### DESCRIPTION OF THE TASK
Scan the entries below and extract each line with the word "avatar" in it.

═══ INFORMATION PROVIDED ═══

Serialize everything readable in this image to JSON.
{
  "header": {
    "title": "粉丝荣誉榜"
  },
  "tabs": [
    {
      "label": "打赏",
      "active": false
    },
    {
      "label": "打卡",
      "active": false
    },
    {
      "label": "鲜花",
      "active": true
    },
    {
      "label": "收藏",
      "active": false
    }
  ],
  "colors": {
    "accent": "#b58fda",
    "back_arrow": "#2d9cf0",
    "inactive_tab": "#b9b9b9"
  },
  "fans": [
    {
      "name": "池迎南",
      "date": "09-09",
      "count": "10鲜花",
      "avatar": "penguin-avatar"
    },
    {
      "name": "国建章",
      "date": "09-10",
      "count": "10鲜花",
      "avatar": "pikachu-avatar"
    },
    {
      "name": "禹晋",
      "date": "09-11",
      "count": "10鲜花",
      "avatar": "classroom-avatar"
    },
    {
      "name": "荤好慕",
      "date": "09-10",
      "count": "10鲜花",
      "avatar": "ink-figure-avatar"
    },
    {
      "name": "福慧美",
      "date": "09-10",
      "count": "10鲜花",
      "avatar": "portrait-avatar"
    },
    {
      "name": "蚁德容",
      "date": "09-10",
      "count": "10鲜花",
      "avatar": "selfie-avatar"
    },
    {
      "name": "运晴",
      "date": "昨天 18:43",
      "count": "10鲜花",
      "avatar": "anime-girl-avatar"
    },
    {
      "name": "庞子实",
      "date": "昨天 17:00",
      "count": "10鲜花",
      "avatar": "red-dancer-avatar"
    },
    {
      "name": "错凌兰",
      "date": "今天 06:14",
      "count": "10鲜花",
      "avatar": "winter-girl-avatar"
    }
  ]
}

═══

### RESPONSE TO THE TASK
      "avatar": "penguin-avatar"
      "avatar": "pikachu-avatar"
      "avatar": "classroom-avatar"
      "avatar": "ink-figure-avatar"
      "avatar": "portrait-avatar"
      "avatar": "selfie-avatar"
      "avatar": "anime-girl-avatar"
      "avatar": "red-dancer-avatar"
      "avatar": "winter-girl-avatar"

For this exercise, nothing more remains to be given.